**Aim of the task:** Provide the number of lines below containing the word "date", without any other words.

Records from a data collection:
○ ○ ○

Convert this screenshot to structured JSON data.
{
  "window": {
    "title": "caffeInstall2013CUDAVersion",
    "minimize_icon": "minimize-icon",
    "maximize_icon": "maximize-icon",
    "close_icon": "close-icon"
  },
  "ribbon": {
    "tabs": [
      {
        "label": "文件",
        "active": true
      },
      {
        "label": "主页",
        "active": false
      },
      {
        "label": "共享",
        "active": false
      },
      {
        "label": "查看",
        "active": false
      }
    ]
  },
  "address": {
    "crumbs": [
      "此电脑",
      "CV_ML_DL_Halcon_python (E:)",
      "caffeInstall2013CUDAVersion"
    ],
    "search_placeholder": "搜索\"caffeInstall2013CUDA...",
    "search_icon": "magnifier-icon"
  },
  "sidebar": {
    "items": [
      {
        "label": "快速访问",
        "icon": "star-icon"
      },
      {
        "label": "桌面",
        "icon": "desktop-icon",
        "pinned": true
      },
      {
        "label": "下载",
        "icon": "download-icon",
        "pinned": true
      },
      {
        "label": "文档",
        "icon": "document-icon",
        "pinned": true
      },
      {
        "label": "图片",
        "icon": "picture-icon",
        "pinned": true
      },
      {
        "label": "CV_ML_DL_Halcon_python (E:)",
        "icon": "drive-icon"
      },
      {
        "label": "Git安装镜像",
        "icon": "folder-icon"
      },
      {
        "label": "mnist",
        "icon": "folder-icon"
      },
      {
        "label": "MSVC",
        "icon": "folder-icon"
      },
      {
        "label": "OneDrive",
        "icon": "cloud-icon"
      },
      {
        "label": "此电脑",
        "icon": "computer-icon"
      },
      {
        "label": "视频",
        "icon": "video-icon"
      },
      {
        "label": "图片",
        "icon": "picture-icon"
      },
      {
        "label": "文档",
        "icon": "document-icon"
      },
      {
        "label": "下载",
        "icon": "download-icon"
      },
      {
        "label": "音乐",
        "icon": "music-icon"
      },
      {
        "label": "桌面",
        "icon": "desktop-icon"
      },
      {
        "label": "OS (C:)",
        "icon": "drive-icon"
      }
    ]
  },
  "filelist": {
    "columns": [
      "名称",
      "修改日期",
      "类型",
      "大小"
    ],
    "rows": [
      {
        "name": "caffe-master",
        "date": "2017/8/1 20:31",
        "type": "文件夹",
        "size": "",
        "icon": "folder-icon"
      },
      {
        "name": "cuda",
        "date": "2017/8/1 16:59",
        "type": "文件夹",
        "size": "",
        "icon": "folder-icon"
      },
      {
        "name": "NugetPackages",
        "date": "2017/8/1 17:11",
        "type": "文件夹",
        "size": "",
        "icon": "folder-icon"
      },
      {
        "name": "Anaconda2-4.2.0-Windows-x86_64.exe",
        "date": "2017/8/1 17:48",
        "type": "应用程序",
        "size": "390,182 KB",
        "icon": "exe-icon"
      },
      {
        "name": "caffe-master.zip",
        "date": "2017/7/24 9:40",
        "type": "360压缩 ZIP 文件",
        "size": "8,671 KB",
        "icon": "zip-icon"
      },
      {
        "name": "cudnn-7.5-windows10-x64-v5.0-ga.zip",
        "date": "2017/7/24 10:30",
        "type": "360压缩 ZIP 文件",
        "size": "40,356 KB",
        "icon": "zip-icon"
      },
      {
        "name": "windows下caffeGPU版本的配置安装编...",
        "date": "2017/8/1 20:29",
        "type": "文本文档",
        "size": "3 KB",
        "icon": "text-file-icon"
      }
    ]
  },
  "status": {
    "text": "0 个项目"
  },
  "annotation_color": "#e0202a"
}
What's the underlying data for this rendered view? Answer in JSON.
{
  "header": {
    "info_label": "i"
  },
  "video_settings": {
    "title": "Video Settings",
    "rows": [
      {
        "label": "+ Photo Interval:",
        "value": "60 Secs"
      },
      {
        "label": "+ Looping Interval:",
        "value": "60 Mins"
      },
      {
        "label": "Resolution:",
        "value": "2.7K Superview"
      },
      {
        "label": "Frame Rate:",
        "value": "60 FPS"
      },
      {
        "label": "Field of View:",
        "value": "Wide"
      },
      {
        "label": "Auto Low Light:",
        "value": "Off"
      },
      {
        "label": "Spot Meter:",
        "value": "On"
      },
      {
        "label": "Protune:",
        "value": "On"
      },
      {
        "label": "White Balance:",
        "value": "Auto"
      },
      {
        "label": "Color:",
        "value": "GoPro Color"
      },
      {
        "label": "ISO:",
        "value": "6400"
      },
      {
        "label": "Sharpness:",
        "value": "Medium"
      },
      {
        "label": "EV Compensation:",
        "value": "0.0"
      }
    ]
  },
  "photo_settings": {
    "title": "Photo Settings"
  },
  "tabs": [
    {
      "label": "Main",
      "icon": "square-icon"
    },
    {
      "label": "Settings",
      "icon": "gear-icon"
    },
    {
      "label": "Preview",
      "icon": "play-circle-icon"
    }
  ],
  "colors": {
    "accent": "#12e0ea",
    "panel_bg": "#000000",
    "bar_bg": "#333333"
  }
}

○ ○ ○

**Expected answer:** 7